But I am angry. I'm angry that the land below our house wasn't properly maintained. I'm angry that Dan and I put so many hours into making our house a home and landscaping and in minutes that hard work was destroyed. I'm angry that I had to bring my baby home to a house that wasn't his, wasn't ours. I'm angry that instead of enjoying my son this last year, I have been consumed with insurance paperwork, house plans, moving, and all the BS that comes with living in a new house (like the fact that our smoke alarm goes off if a vacuum is plugged into a certain outlet- irony is so ironic!). I'm angry that after feeling on top of the world, I now feel like I'm drowning in it. I'm angry that the wind wasn't blowing another direction... any other direction... that night.

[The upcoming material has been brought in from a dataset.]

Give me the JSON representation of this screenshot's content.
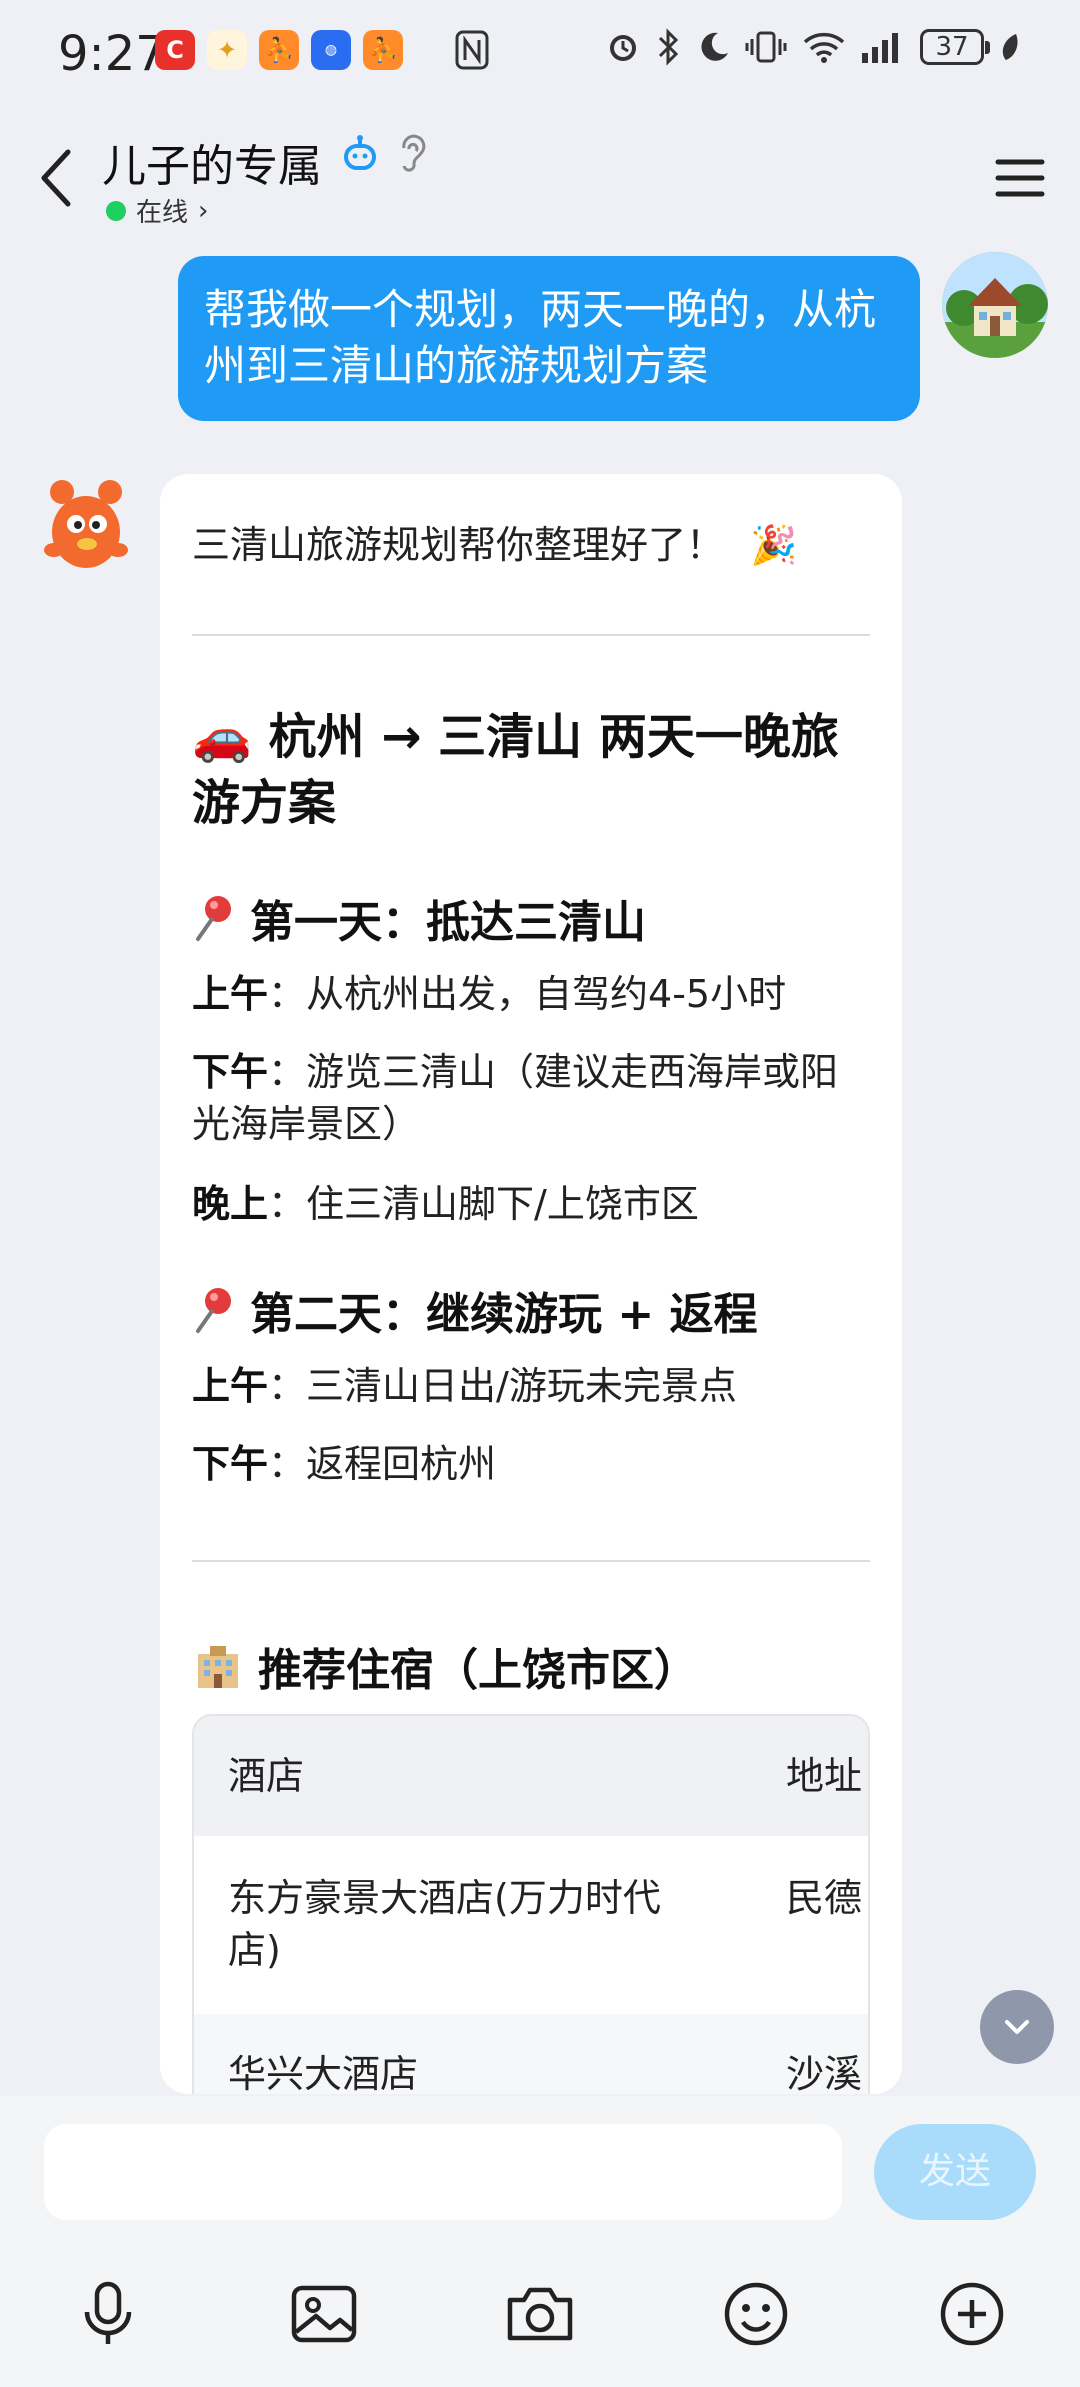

I'm angry that the abandoned property behind us is a fire hazard and that in the midst of all the crap we still have to deal with, one neighbor, Dan, and I were over there in 90+ degree heat pulling out dead trees and whacking cheat grass. I'm angry that everyone else gets to keep on their paths, perhaps without reflection or thought, while I'm sitting in a place of change so great and overwhelming that it is making me dizzy (actually making me dizzy).

I have a lot more to say in the next few days. I plan on making the most of my remaining six weeks of grief. Today I am angry.

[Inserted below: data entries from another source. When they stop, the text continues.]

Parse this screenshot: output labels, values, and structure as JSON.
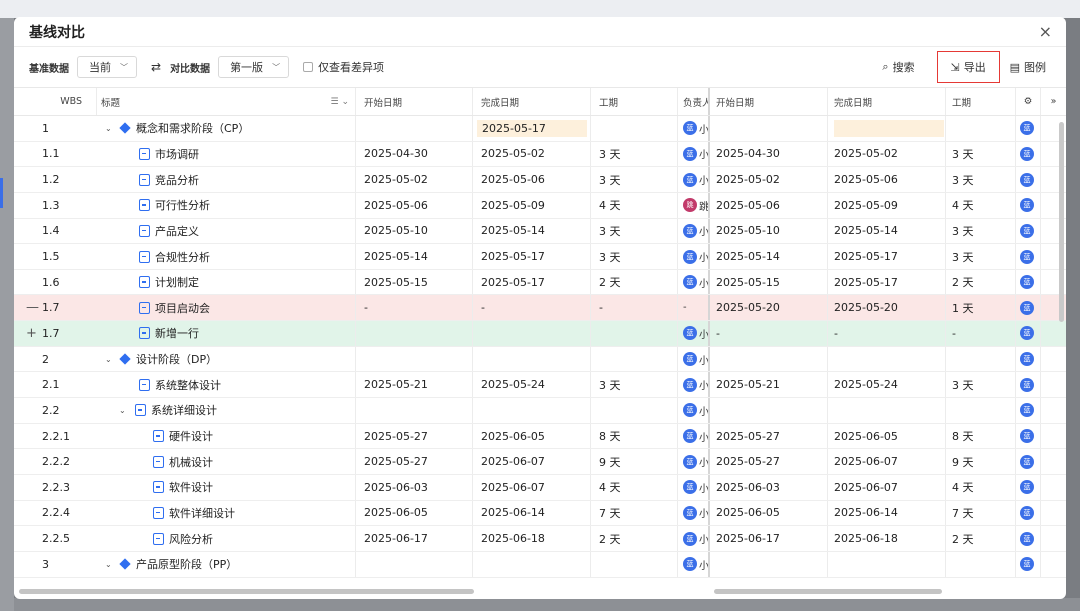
{
  "modal": {
    "title": "基线对比",
    "close": "×"
  },
  "toolbar": {
    "baseline_label": "基准数据",
    "baseline_value": "当前",
    "compare_label": "对比数据",
    "compare_value": "第一版",
    "diff_only_label": "仅查看差异项",
    "search_label": "搜索",
    "export_label": "导出",
    "legend_label": "图例"
  },
  "columns": {
    "wbs": "WBS",
    "title": "标题",
    "start": "开始日期",
    "end": "完成日期",
    "duration": "工期",
    "owner": "负责人",
    "start2": "开始日期",
    "end2": "完成日期",
    "duration2": "工期"
  },
  "colors": {
    "accent": "#2f6ef0",
    "deleted_row": "#fbe7e6",
    "added_row": "#e1f4e9",
    "highlight": "#fdf0dc",
    "export_border": "#e53935"
  },
  "rows": [
    {
      "sign": "",
      "wbs": "1",
      "level": 0,
      "caret": "⌄",
      "icon": "milestone-icon",
      "title": "概念和需求阶段（CP）",
      "start": "",
      "end": "2025-05-17",
      "end_hl": true,
      "dur": "",
      "owner": "小",
      "owner_avatar": "蓝",
      "start2": "",
      "end2": "",
      "end2_hl": true,
      "dur2": "",
      "row_type": "normal"
    },
    {
      "sign": "",
      "wbs": "1.1",
      "level": 1,
      "caret": "",
      "icon": "task-icon",
      "title": "市场调研",
      "start": "2025-04-30",
      "end": "2025-05-02",
      "dur": "3 天",
      "owner": "小",
      "owner_avatar": "蓝",
      "start2": "2025-04-30",
      "end2": "2025-05-02",
      "dur2": "3 天",
      "row_type": "normal"
    },
    {
      "sign": "",
      "wbs": "1.2",
      "level": 1,
      "caret": "",
      "icon": "task-icon",
      "title": "竞品分析",
      "start": "2025-05-02",
      "end": "2025-05-06",
      "dur": "3 天",
      "owner": "小",
      "owner_avatar": "蓝",
      "start2": "2025-05-02",
      "end2": "2025-05-06",
      "dur2": "3 天",
      "row_type": "normal"
    },
    {
      "sign": "",
      "wbs": "1.3",
      "level": 1,
      "caret": "",
      "icon": "task-icon",
      "title": "可行性分析",
      "start": "2025-05-06",
      "end": "2025-05-09",
      "dur": "4 天",
      "owner": "跳",
      "owner_avatar": "跳",
      "owner_red": true,
      "start2": "2025-05-06",
      "end2": "2025-05-09",
      "dur2": "4 天",
      "row_type": "normal"
    },
    {
      "sign": "",
      "wbs": "1.4",
      "level": 1,
      "caret": "",
      "icon": "task-icon",
      "title": "产品定义",
      "start": "2025-05-10",
      "end": "2025-05-14",
      "dur": "3 天",
      "owner": "小",
      "owner_avatar": "蓝",
      "start2": "2025-05-10",
      "end2": "2025-05-14",
      "dur2": "3 天",
      "row_type": "normal"
    },
    {
      "sign": "",
      "wbs": "1.5",
      "level": 1,
      "caret": "",
      "icon": "task-icon",
      "title": "合规性分析",
      "start": "2025-05-14",
      "end": "2025-05-17",
      "dur": "3 天",
      "owner": "小",
      "owner_avatar": "蓝",
      "start2": "2025-05-14",
      "end2": "2025-05-17",
      "dur2": "3 天",
      "row_type": "normal"
    },
    {
      "sign": "",
      "wbs": "1.6",
      "level": 1,
      "caret": "",
      "icon": "task-icon",
      "title": "计划制定",
      "start": "2025-05-15",
      "end": "2025-05-17",
      "dur": "2 天",
      "owner": "小",
      "owner_avatar": "蓝",
      "start2": "2025-05-15",
      "end2": "2025-05-17",
      "dur2": "2 天",
      "row_type": "normal"
    },
    {
      "sign": "—",
      "wbs": "1.7",
      "level": 1,
      "caret": "",
      "icon": "task-icon",
      "title": "项目启动会",
      "start": "-",
      "end": "-",
      "dur": "-",
      "owner": "-",
      "owner_avatar": "",
      "start2": "2025-05-20",
      "end2": "2025-05-20",
      "dur2": "1 天",
      "row_type": "del"
    },
    {
      "sign": "+",
      "wbs": "1.7",
      "level": 1,
      "caret": "",
      "icon": "task-icon",
      "title": "新增一行",
      "start": "",
      "end": "",
      "dur": "",
      "owner": "小",
      "owner_avatar": "蓝",
      "start2": "-",
      "end2": "-",
      "dur2": "-",
      "row_type": "add"
    },
    {
      "sign": "",
      "wbs": "2",
      "level": 0,
      "caret": "⌄",
      "icon": "milestone-icon",
      "title": "设计阶段（DP）",
      "start": "",
      "end": "",
      "dur": "",
      "owner": "小",
      "owner_avatar": "蓝",
      "start2": "",
      "end2": "",
      "dur2": "",
      "row_type": "normal"
    },
    {
      "sign": "",
      "wbs": "2.1",
      "level": 1,
      "caret": "",
      "icon": "task-icon",
      "title": "系统整体设计",
      "start": "2025-05-21",
      "end": "2025-05-24",
      "dur": "3 天",
      "owner": "小",
      "owner_avatar": "蓝",
      "start2": "2025-05-21",
      "end2": "2025-05-24",
      "dur2": "3 天",
      "row_type": "normal"
    },
    {
      "sign": "",
      "wbs": "2.2",
      "level": 1,
      "caret": "⌄",
      "icon": "task-icon",
      "title": "系统详细设计",
      "start": "",
      "end": "",
      "dur": "",
      "owner": "小",
      "owner_avatar": "蓝",
      "start2": "",
      "end2": "",
      "dur2": "",
      "row_type": "normal"
    },
    {
      "sign": "",
      "wbs": "2.2.1",
      "level": 2,
      "caret": "",
      "icon": "task-icon",
      "title": "硬件设计",
      "start": "2025-05-27",
      "end": "2025-06-05",
      "dur": "8 天",
      "owner": "小",
      "owner_avatar": "蓝",
      "start2": "2025-05-27",
      "end2": "2025-06-05",
      "dur2": "8 天",
      "row_type": "normal"
    },
    {
      "sign": "",
      "wbs": "2.2.2",
      "level": 2,
      "caret": "",
      "icon": "task-icon",
      "title": "机械设计",
      "start": "2025-05-27",
      "end": "2025-06-07",
      "dur": "9 天",
      "owner": "小",
      "owner_avatar": "蓝",
      "start2": "2025-05-27",
      "end2": "2025-06-07",
      "dur2": "9 天",
      "row_type": "normal"
    },
    {
      "sign": "",
      "wbs": "2.2.3",
      "level": 2,
      "caret": "",
      "icon": "task-icon",
      "title": "软件设计",
      "start": "2025-06-03",
      "end": "2025-06-07",
      "dur": "4 天",
      "owner": "小",
      "owner_avatar": "蓝",
      "start2": "2025-06-03",
      "end2": "2025-06-07",
      "dur2": "4 天",
      "row_type": "normal"
    },
    {
      "sign": "",
      "wbs": "2.2.4",
      "level": 2,
      "caret": "",
      "icon": "task-icon",
      "title": "软件详细设计",
      "start": "2025-06-05",
      "end": "2025-06-14",
      "dur": "7 天",
      "owner": "小",
      "owner_avatar": "蓝",
      "start2": "2025-06-05",
      "end2": "2025-06-14",
      "dur2": "7 天",
      "row_type": "normal"
    },
    {
      "sign": "",
      "wbs": "2.2.5",
      "level": 2,
      "caret": "",
      "icon": "task-icon",
      "title": "风险分析",
      "start": "2025-06-17",
      "end": "2025-06-18",
      "dur": "2 天",
      "owner": "小",
      "owner_avatar": "蓝",
      "start2": "2025-06-17",
      "end2": "2025-06-18",
      "dur2": "2 天",
      "row_type": "normal"
    },
    {
      "sign": "",
      "wbs": "3",
      "level": 0,
      "caret": "⌄",
      "icon": "milestone-icon",
      "title": "产品原型阶段（PP）",
      "start": "",
      "end": "",
      "dur": "",
      "owner": "小",
      "owner_avatar": "蓝",
      "start2": "",
      "end2": "",
      "dur2": "",
      "row_type": "normal"
    }
  ]
}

Monday, July 6, 2009

Sadness... and happiness

My birthday was last Friday. I spent it relaxing, which was a great treat given this year. I remember my mom's card from last year, which I sadly lost in the fire. It said something to the effect of hoping all my dreams came true this year. While in a way, they did, it certainly didn't happen in a way that I would have liked. I got my son. I have a beautiful house in which to raise him. And I got to stay home with him because of ongoing medical issues, some of which are related to the fire.

In reflecting on this last year and preparing for this next one, I told myself that I get to be sad until August 25th, and then I need to pick up and move on. I know that there will still be days that I am sad, but I cannot continue to sit in a bed of grief (literally). There are days I don't want to leave my bed. There are days I don't. August 25th marks the end of the year of transition. Like my birthday, it marks a new beginning, a rebirth, a passage.

I recognize that to some extent grief is a choice. I have allowed myself to be sad and to mourn the loss of my house, and in some ways, my old identity. And I believe that is important to heal. So grief, make the most of the next six weeks. Because I'm moving on.

Saturday, July 4, 2009

Happy 4th of July

Apparently a neighborhood burning down 2 streets away isn't enough to deter many of you from boldly and stupidly setting off illegal fireworks. My neighbors and I thank you as we had to watch in fear as you set off your pretty fireworks worrying that the dry grass in someone's ill-maintained yard (or in the abandoned house with cheatgrass behind us) would catch fire. To the kids that set off fireworks in the sagebrush, you are lucky that you were able to put the fire out with the hose. I hope that the police scared you straight. I know that you all think you are invincible, that you won't have to go through what we did. I'm sure most of you didn't have to experience that tonight. But bad stuff can and does happen. And I just don't think that fireworks are so cool to take that chance.

Wednesday, July 1, 2009

Fireworks safety

I am asking that you please use fireworks safely this weekend. Remember that we live in a desert and that just beyond the houses is highly flammable grass. I think it is a great time to also teach your children about using fireworks safely.

There have already been fires reported from illegal and unsafe fireworks, and I expect that will continue through the weekend.

Remember that fireworks are illegal in the foothills. While Columbia Village isn't technically considered part of the foothills, Boise is trying to change many of the housing codes to match the foothills because of the lack of buffer between houses and desert land. It is much safer to watch the city's show (you can see them great from here!). Having your home burn down is not an experience I wish upon anyone, and if you can prevent an accident, please do.